Goodlettsville begins branding itself to lure more people to the small town
By Jennifer Brooks
In boom times, there were so many people relocating to Middle Tennessee, the biggest problem communities faced was building enough schools and roads to keep pace. It didn't really matter if a business or a family chose your town or the town next door, because there were always more moving vans rolling this way.
But then the recession hit. People couldn't relocate because they couldn't sell their homes, and by this time last year, American mobility was at its lowest point in 60 years, according to the U.S. Census Bureau.
Suddenly, attracting new residents and businesses to fill half-empty developments and prop up sagging tax bases became a priority. But how does a Goodlettsville set itself apart from a Gallatin or a Greenbrier?
For the city of Goodlettsville, it started with a modest advertising budget and a catchy slogan.
"Wow, that's good. … No, that's Goodlettsville," read the ads that began running in national specialty magazines this year.
Branding used to be something that only big cities had to worry about. Nashville has a $10 million budget for marketing and promotions. The new Smashville ad campaign, inviting people to Lower Broad to watch the Predators play, was a glitzy prime-time ad campaign.
But more and more small towns are stepping up with plans to brand themselves as memorable destinations. Thompson's Station formed a marketing and branding committee to help the town create an identity separate from its larger neighbor, Spring Hill.
Williamson County invited residents to create their own tourism promotion videos, featuring themes like "I Love My Franklin." White Bluff unveiled a new city logo and Web site designed to draw newcomers: "History, Family, Community: Tennesseans love to live, work and play in White Bluff."
The worse the economy gets, the more creative community marketing efforts have become, said Ben Stewart, director of economic and community development for the Greater Nashville Regional Council.
"It's an increasingly popular way for communities to market themselves," he said. "I think everyone's trying to think outside the box right now."

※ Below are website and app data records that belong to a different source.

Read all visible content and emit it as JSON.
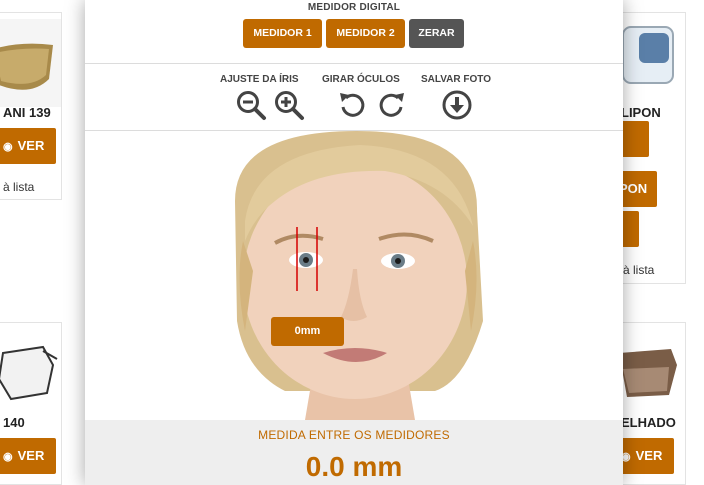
{
  "products": {
    "left_top": {
      "name": "ANI 139",
      "ver_label": "VER",
      "list_label": "à lista"
    },
    "left_bottom": {
      "name": "140",
      "ver_label": "VER"
    },
    "right_top": {
      "name": "LIPON",
      "btn2_label": "PON",
      "list_label": "à lista"
    },
    "right_bottom": {
      "name": "ELHADO",
      "ver_label": "VER"
    }
  },
  "modal": {
    "header": "MEDIDOR DIGITAL",
    "buttons": {
      "medidor1": "MEDIDOR 1",
      "medidor2": "MEDIDOR 2",
      "zerar": "ZERAR"
    },
    "tools": {
      "iris_label": "AJUSTE DA ÍRIS",
      "rotate_label": "GIRAR ÓCULOS",
      "save_label": "SALVAR FOTO"
    },
    "measure_chip": "0mm",
    "footer_label": "MEDIDA ENTRE OS MEDIDORES",
    "footer_value": "0.0 mm"
  },
  "colors": {
    "accent": "#c06a00",
    "neutral_button": "#555555",
    "marker": "#d40000"
  },
  "icons": [
    "zoom-out-icon",
    "zoom-in-icon",
    "rotate-left-icon",
    "rotate-right-icon",
    "download-icon",
    "eye-icon"
  ]
}
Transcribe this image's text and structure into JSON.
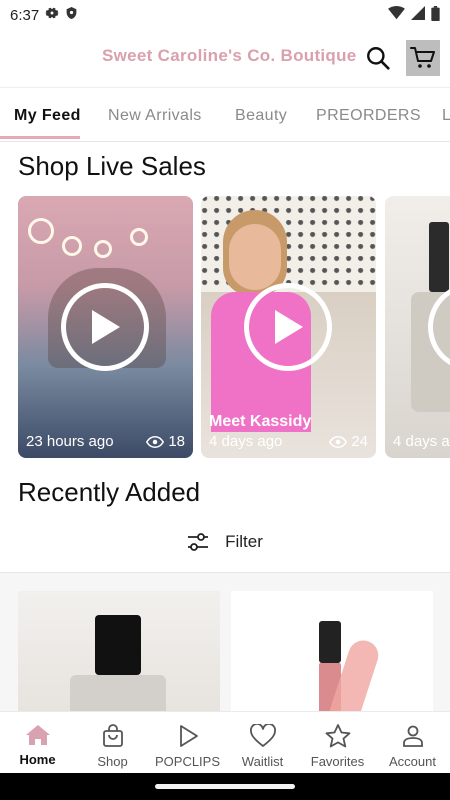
{
  "status_bar": {
    "time": "6:37"
  },
  "header": {
    "brand": "Sweet Caroline's Co. Boutique"
  },
  "tabs": [
    {
      "label": "My Feed",
      "active": true
    },
    {
      "label": "New Arrivals",
      "active": false
    },
    {
      "label": "Beauty",
      "active": false
    },
    {
      "label": "PREORDERS",
      "active": false
    },
    {
      "label": "L",
      "active": false
    }
  ],
  "live": {
    "title": "Shop Live Sales",
    "cards": [
      {
        "title": "",
        "time": "23 hours ago",
        "views": "18"
      },
      {
        "title": "Meet Kassidy",
        "time": "4 days ago",
        "views": "24"
      },
      {
        "title": "",
        "time": "4 days a",
        "views": ""
      }
    ]
  },
  "recent": {
    "title": "Recently Added",
    "filter_label": "Filter"
  },
  "nav": [
    {
      "label": "Home",
      "icon": "home-icon",
      "active": true
    },
    {
      "label": "Shop",
      "icon": "shopping-bag-icon",
      "active": false
    },
    {
      "label": "POPCLIPS",
      "icon": "play-icon",
      "active": false
    },
    {
      "label": "Waitlist",
      "icon": "heart-icon",
      "active": false
    },
    {
      "label": "Favorites",
      "icon": "star-icon",
      "active": false
    },
    {
      "label": "Account",
      "icon": "person-icon",
      "active": false
    }
  ],
  "colors": {
    "brand": "#d9a0ae",
    "tab_indicator": "#e7a9b8",
    "home_active": "#d8a2b1"
  }
}
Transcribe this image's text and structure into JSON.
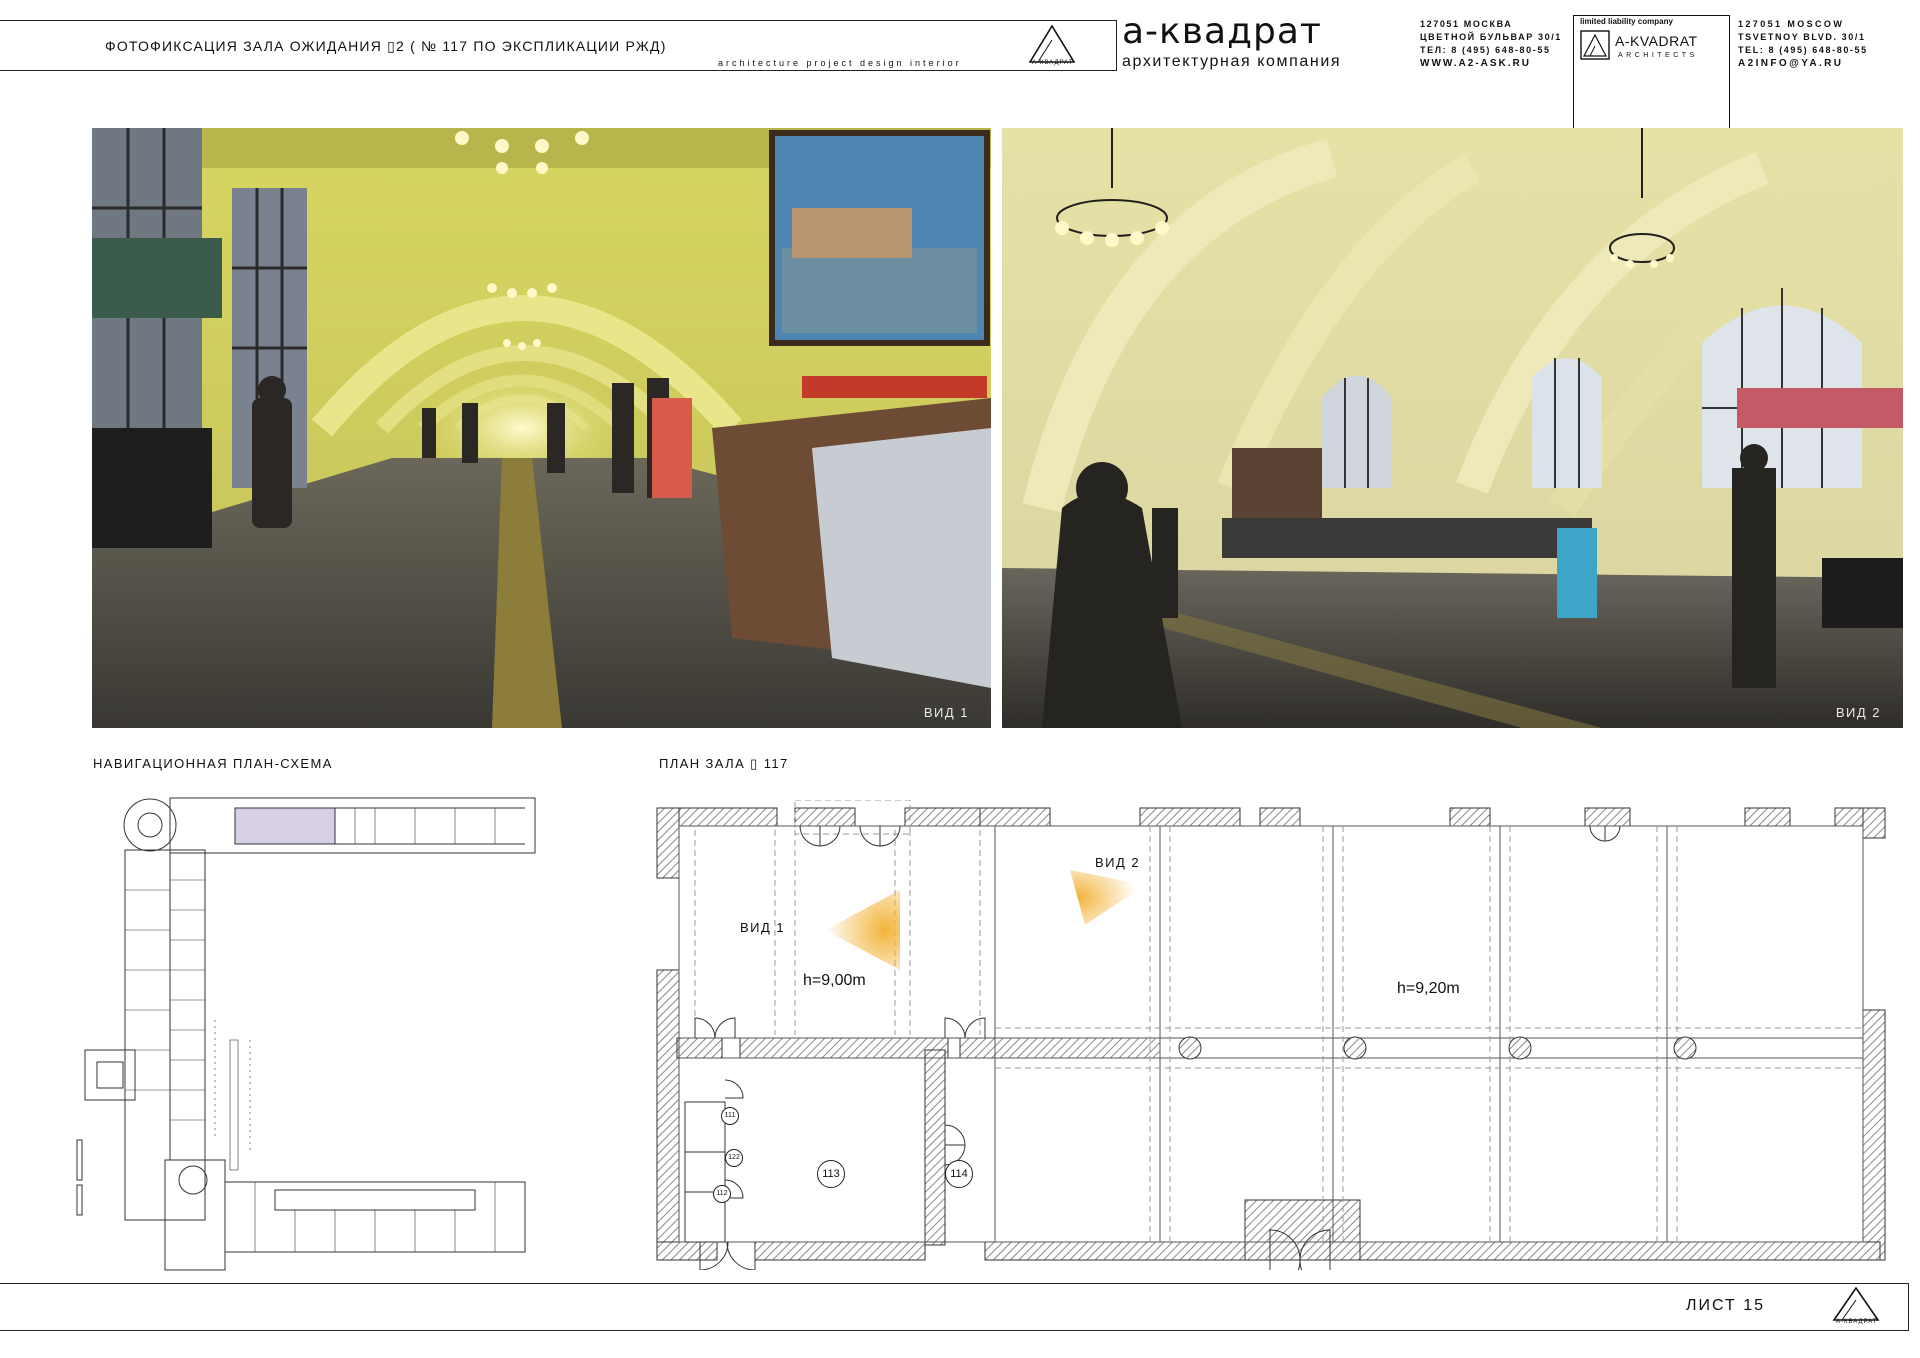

Putting city on the map
Goodlettsville increased its efforts at community branding this month with 30-second commercial spots that began airing on local Fox television stations. It's also grabbing a bit of name recognition with radio spots and by sponsoring weather and traffic reports: "The Tennessee morning weather report is brought to you by the city of Goodlettsville."
The community has spent $10,000 to $15,000 on self-promotion in the past year, said Tom Tucker, Goodlettsville's director of economic development.
"We scripted our commercial so it's not coming across like we're better than anyone else," Tucker said. "But we kept hearing from people, 'I know about Goodlettsville, but I don't know how to get there.' "
Follow Interstate 65 north from downtown Nashville for about 15 minutes and you'll find Goodlettsville, straddling the Davidson-Sumner county line.
"We want to get Goodlettsville on the radar," Tucker said, ticking off his list of qualities he most wants to promote about this town of 16,000.
"We're a small town with a rich Southern tradition. … We have an abundance of eateries, shopping, churches to worship. … A lot of thought went into all of this."
The television spots feature a young couple and a toddler strolling past historic Mansker's Station and through the city sights — over an old bridge, past a church and into a restaurant for ice cream before finally reaching a shady subdivision.
"Wow, that's good. No, that's Goodlettsville," the ad begins. "It's the people that make this city a great place to raise a family and own a business. Goodlettsville is a community rich in Southern hospitality with many community groups, places to work and cultural activities."